About this exercise » Each line that includes "text" must be copied from the records.

(App and web page records)
--- START ---
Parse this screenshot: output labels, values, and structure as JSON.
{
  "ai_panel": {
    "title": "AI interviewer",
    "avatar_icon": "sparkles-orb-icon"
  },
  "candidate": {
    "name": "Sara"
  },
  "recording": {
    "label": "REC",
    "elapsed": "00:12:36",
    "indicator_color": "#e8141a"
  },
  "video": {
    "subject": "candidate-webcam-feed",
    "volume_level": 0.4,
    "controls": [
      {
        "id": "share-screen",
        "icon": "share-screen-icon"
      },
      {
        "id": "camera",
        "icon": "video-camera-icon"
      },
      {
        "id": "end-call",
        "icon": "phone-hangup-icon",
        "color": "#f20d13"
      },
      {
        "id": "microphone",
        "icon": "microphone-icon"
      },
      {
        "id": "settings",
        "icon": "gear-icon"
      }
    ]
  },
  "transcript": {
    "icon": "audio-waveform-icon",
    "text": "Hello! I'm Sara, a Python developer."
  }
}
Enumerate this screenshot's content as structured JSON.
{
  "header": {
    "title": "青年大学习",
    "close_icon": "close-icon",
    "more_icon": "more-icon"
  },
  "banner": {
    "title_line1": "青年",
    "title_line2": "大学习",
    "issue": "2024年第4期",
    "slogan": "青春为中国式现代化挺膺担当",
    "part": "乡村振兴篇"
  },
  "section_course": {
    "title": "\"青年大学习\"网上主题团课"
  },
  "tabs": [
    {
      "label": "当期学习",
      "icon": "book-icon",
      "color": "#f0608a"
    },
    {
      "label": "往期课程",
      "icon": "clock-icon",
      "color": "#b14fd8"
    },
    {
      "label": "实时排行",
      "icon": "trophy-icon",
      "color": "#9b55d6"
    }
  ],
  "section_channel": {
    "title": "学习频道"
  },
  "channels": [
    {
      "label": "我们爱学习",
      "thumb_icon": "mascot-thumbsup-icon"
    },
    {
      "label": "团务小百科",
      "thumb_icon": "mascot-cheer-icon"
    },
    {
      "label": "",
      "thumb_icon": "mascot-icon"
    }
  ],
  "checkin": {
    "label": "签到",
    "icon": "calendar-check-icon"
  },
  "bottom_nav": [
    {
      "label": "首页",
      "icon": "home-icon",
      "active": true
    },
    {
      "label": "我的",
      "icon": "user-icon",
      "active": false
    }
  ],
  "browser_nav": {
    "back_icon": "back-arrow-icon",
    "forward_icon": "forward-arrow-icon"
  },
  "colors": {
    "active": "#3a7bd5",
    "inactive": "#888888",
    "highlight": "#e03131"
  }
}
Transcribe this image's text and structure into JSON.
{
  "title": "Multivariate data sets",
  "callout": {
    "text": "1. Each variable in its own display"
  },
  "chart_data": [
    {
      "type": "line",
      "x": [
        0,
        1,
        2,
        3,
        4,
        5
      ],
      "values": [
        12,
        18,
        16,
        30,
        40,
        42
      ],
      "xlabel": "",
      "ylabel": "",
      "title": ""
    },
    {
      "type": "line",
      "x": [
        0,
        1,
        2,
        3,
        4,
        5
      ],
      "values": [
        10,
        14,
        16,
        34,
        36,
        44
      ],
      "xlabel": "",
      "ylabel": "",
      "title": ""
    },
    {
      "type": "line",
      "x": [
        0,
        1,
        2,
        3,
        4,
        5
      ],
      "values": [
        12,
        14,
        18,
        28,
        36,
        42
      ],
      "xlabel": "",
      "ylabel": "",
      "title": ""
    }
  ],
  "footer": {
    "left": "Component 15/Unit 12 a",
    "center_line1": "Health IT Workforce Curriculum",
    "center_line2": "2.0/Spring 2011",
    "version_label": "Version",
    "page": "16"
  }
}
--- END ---
Exercise answer »
    "text": "Hello! I'm Sara, a Python developer."
Transcribe this image's text and structure into JSON.
    "text": "1. Each variable in its own display"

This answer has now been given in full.